In 1505, Lamu was visited by a heavily armed Portuguese man-of-war and the king of the town quickly agreed to pay the first of many cash tributes as protection money. For the next 180 years Lamu was nominally under Portuguese rule, though the Portuguese favoured Pate as a place to live. In the 1580s, the Turkish fleet of Amir Ali Bey threatened Portuguese dominance, but superior firepower and relentless savagery kept them out, and Lamu, with little in the way of an arsenal, had no choice but to bend with the wind – losing a king now and then to the Portuguese executioners – until the Omanis arrived with fast ships and a serious bid for lasting control.

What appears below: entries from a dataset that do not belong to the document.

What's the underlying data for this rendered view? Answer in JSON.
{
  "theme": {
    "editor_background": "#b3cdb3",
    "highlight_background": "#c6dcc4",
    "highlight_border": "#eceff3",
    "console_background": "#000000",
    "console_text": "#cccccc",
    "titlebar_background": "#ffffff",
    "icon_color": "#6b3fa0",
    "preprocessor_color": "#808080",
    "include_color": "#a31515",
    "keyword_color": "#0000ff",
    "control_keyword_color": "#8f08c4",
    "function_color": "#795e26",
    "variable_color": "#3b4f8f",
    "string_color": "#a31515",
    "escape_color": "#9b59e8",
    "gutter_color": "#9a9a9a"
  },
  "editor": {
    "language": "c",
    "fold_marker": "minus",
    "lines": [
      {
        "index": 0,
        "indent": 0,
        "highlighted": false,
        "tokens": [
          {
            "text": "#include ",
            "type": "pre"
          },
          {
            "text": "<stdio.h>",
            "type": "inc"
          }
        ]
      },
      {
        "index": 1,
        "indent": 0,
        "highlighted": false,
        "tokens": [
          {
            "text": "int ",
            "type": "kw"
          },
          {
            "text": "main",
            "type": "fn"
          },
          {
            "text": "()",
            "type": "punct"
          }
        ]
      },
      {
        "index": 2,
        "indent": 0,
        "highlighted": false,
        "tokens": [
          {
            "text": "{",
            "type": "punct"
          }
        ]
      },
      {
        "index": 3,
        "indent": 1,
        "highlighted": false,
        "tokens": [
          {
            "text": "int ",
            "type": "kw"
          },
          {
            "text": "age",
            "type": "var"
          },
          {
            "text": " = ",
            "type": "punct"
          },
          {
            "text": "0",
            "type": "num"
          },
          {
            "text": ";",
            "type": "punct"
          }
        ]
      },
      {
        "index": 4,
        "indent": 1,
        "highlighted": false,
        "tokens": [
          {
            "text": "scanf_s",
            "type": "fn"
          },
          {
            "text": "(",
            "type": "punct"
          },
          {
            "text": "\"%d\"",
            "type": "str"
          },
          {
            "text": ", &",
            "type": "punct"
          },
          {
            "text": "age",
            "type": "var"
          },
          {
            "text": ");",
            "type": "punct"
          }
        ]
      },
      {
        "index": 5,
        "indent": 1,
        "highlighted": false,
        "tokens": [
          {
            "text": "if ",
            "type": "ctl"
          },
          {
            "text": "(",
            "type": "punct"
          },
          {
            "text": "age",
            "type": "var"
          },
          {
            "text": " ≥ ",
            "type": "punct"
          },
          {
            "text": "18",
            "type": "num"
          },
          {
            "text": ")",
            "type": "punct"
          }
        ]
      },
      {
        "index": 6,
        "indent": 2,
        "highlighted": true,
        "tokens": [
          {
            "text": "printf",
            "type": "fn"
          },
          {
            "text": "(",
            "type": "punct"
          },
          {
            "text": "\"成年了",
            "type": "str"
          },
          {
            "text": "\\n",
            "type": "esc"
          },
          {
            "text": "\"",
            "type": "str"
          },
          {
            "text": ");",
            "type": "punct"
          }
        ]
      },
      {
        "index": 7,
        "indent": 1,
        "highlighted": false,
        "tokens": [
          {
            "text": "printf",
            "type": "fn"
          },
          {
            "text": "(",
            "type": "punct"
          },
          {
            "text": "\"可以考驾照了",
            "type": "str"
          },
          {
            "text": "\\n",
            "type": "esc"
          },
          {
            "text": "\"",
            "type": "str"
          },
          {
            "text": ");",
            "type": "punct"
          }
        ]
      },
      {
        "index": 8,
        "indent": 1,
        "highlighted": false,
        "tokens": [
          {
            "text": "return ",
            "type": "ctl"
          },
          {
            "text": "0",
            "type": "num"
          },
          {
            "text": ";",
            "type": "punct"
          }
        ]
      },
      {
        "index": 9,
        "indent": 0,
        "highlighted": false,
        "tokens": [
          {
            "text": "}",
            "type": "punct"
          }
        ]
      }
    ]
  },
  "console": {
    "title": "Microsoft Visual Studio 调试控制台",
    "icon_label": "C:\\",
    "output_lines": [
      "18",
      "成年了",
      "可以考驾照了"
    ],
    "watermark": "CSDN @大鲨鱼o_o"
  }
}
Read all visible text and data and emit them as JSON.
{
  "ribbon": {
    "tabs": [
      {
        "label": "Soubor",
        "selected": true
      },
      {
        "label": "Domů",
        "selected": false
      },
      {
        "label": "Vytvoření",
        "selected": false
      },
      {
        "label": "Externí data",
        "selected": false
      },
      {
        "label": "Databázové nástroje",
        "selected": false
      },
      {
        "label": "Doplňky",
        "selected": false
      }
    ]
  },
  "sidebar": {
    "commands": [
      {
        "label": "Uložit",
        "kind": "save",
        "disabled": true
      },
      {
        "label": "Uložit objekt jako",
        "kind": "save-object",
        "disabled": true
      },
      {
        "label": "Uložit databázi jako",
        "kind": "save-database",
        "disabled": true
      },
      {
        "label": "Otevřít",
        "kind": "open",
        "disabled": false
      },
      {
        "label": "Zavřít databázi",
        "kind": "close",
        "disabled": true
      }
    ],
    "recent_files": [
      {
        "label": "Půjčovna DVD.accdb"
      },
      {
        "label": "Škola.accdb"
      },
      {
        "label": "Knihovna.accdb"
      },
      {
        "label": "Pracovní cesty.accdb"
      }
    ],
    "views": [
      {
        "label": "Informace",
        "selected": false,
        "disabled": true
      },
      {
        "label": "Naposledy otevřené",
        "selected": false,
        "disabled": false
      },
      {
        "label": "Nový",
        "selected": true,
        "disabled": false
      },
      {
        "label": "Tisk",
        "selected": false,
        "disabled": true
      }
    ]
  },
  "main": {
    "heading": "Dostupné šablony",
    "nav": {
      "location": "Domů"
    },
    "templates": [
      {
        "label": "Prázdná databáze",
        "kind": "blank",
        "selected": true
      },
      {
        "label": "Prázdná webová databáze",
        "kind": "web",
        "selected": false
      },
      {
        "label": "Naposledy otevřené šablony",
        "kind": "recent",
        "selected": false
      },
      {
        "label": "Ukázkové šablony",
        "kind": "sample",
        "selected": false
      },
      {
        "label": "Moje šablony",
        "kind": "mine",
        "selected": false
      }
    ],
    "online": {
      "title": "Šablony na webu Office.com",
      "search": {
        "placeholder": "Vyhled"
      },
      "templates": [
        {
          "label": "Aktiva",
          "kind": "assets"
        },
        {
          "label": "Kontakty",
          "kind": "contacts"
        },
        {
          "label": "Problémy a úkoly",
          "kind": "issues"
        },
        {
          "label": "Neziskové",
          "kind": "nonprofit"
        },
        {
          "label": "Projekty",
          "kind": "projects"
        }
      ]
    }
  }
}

By the end of the seventeenth century, Lamu’s Portuguese predators were vanquished and for nearly 150 years it had a revitalizing breathing space. This was its Golden Age, when Lamu became a republic, ruled over by the Yumbe, a council of elders who deliberated in the palace (now a ruined plot in the centre of town), with only the loosest control imposed by their Omani overlords. This was the period when most of the big houses were built and when Lamu’s classic architectural style found its greatest expression. Arts and crafts flourished and business along the waterfront made the town a magnet throughout the Indian Ocean. Huge ocean-going dhows rested half the year in the harbour, taking on ivory, rhino horn, mangrove poles and cereals. There was time to compose long poems and argue about language, the Koran and local politics. Lamu became the northern coast’s literary and scholastic focus, a distinction inherited from Pate.

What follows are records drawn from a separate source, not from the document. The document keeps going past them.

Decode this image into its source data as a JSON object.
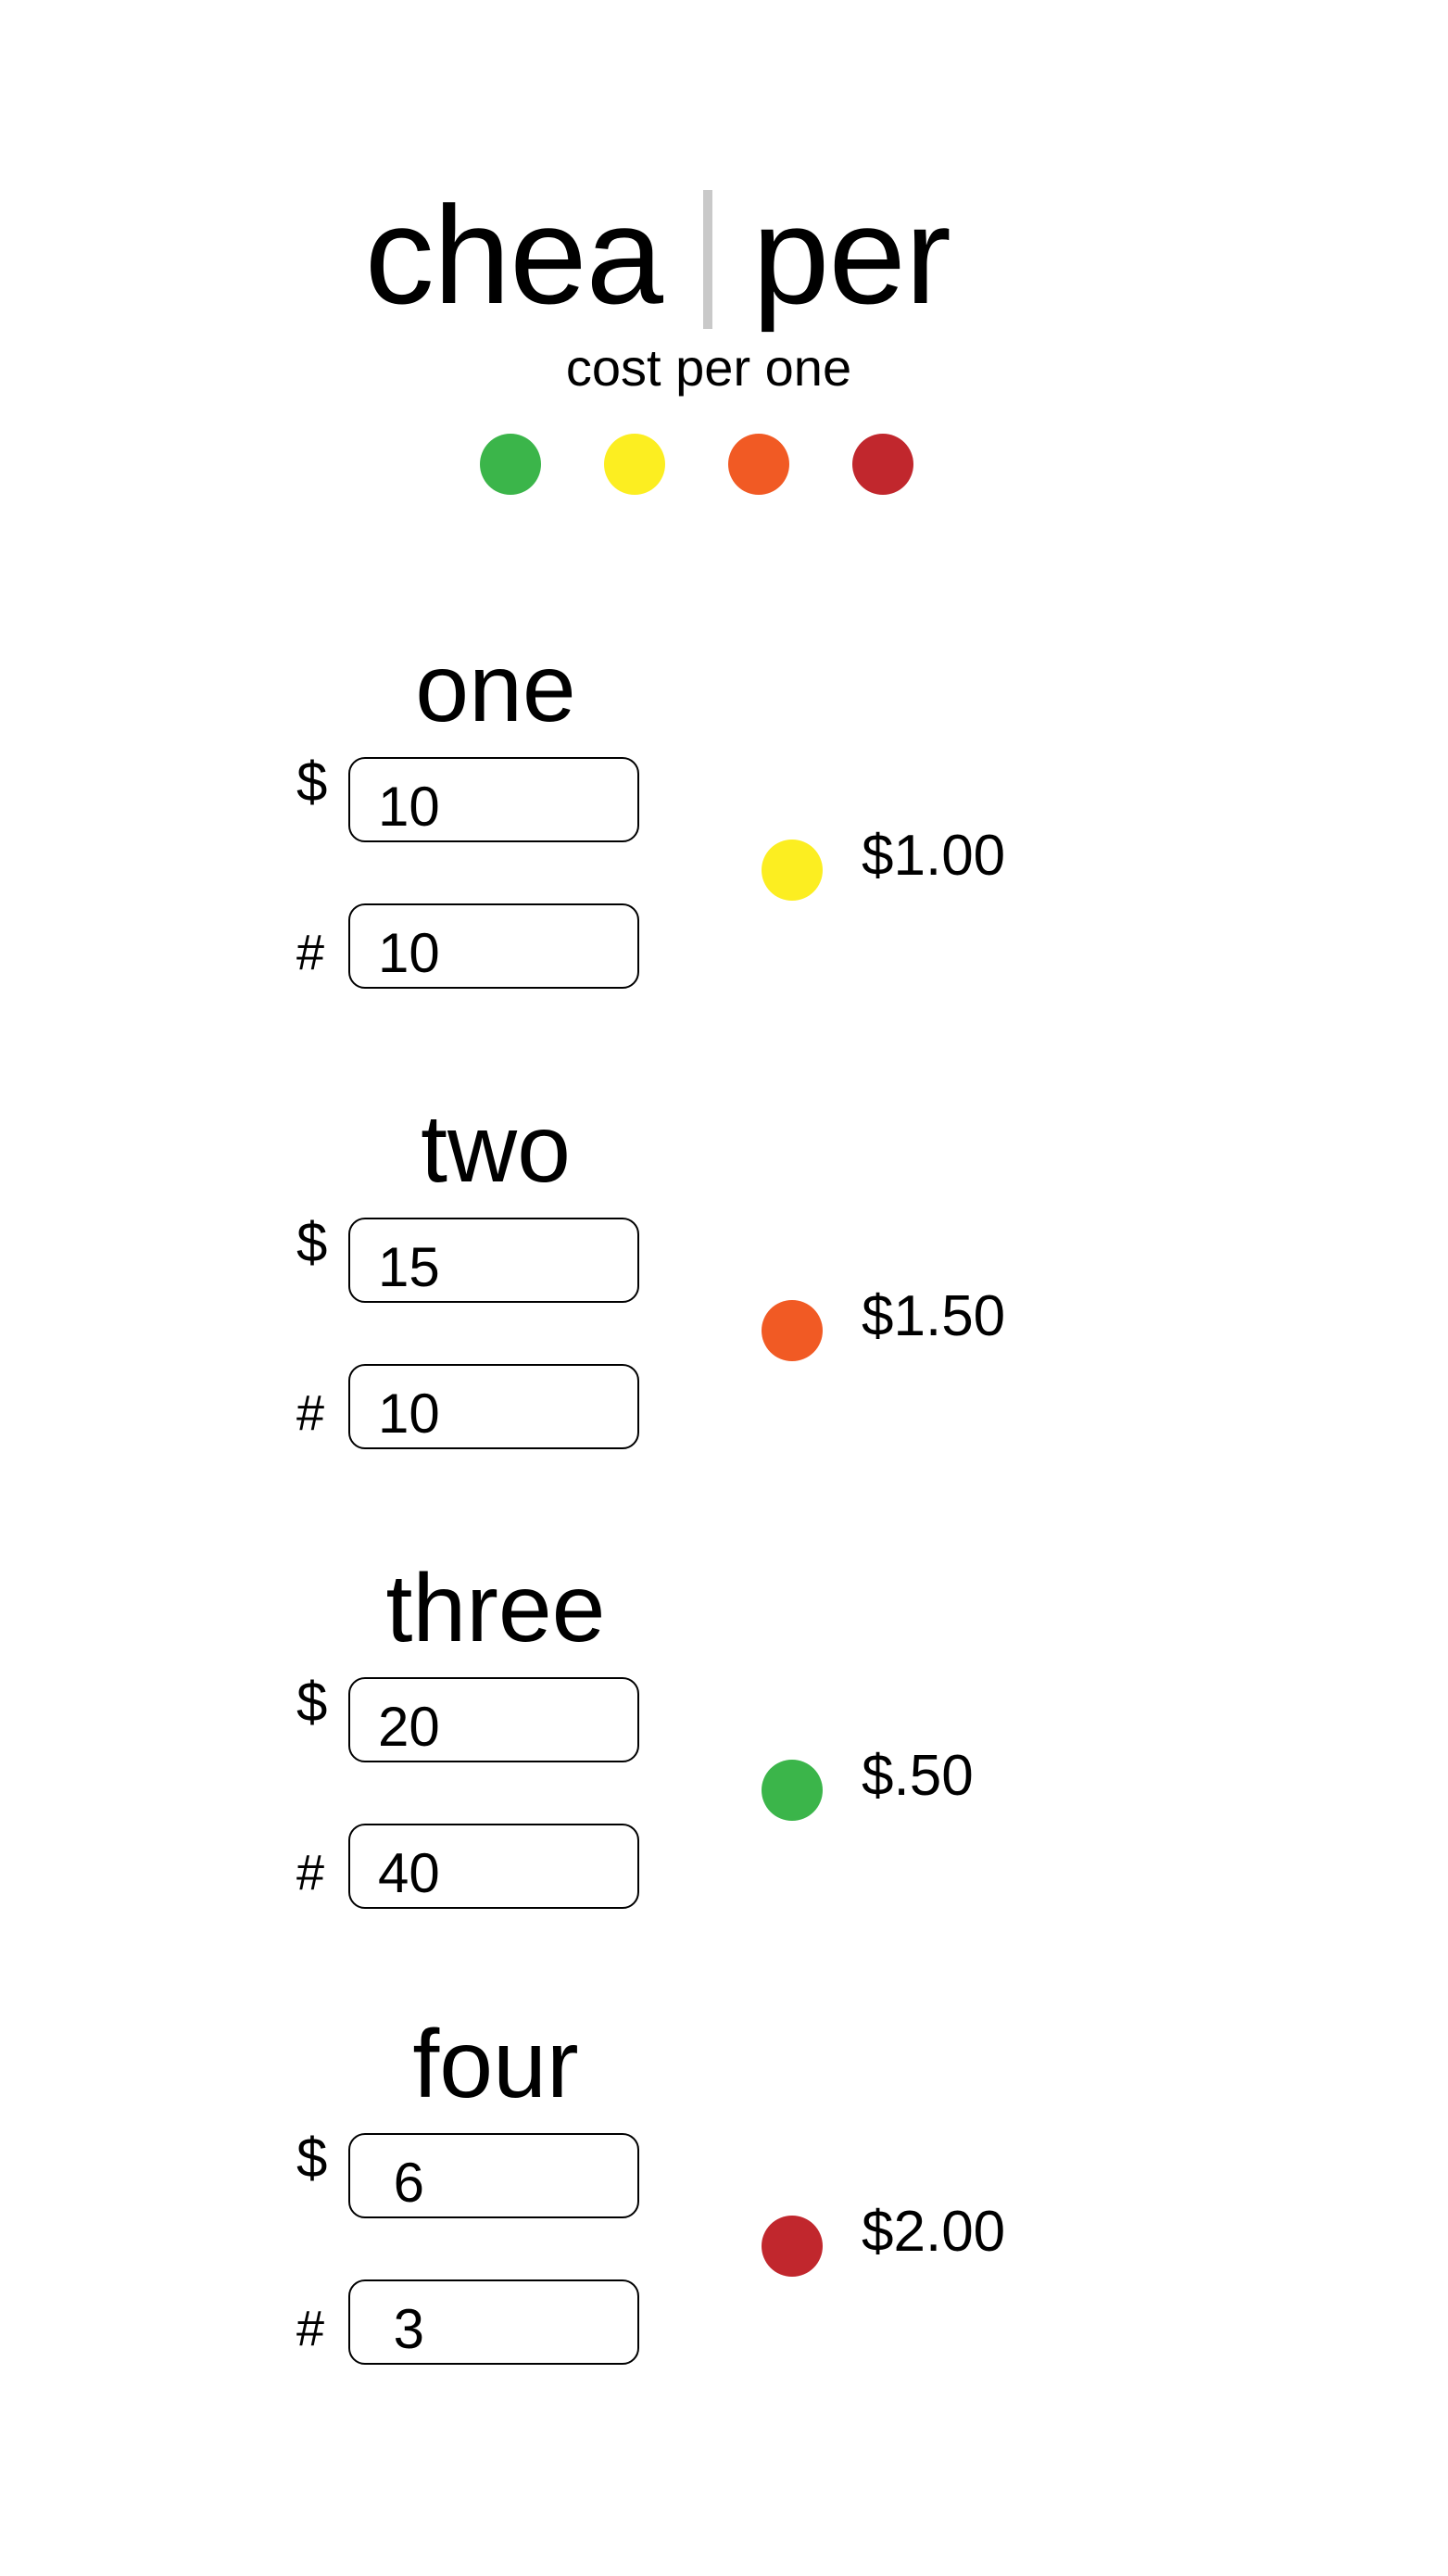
{
  "header": {
    "logo_left": "chea",
    "logo_right": "per",
    "tagline": "cost per one",
    "legend_colors": [
      "#3bb54a",
      "#fcee21",
      "#f15a24",
      "#c1272d"
    ]
  },
  "items": [
    {
      "title": "one",
      "price_symbol": "$",
      "qty_symbol": "#",
      "price": "10",
      "qty": "10",
      "cost": "$1.00",
      "color": "#fcee21"
    },
    {
      "title": "two",
      "price_symbol": "$",
      "qty_symbol": "#",
      "price": "15",
      "qty": "10",
      "cost": "$1.50",
      "color": "#f15a24"
    },
    {
      "title": "three",
      "price_symbol": "$",
      "qty_symbol": "#",
      "price": "20",
      "qty": "40",
      "cost": "$.50",
      "color": "#3bb54a"
    },
    {
      "title": "four",
      "price_symbol": "$",
      "qty_symbol": "#",
      "price": " 6",
      "qty": " 3",
      "cost": "$2.00",
      "color": "#c1272d"
    }
  ]
}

For a brief time, Lamu’s star was in the ascendant in all fields. There was even a famous victory at the Battle of Shela in 1812. A combined Pate-Mazrui force landed at Shela with the simple plan of capturing Lamu – not known for its resolve in battle – and finishing the construction of the fort which the Nabahanis from Pate had begun a few years earlier. To everyone’s surprise, particularly the Lamu defenders, the tide had gone out and the invaders were massacred as they tried to push their boats off the beach. Appalled at the overkill and expecting a swift response from the Mazruis in Mombasa, Lamu sent to Oman itself for Busaidi protection and threw away independence forever. Had the eventual outcome of this panicky request been foreseen, the Lamu Yumbe might have reconsidered. Seyyid Said, Sultan of Oman, was more than happy to send a garrison to complete and occupy Lamu’s fort – and from this toehold in Africa, he went on to smash the Mazrui rebels in Mombasa, taking the entire coast and moving his own sultanate to Zanzibar.
Lamu gradually sank into economic collapse towards the end of the nineteenth century as Zanzibar and Mombasa grew in importance. In a sense, it has been stagnating ever since. The building of the Uganda railway from Mombasa and the abolition of slavery did nothing to improve matters for Lamu in economic terms, and its decline has kept up with the shrinking population. However, the resettlement programme on the nearby mainland and – in recent years – a much safer road from Malindi has led to a revived upcountry commercialism taking root around the market square.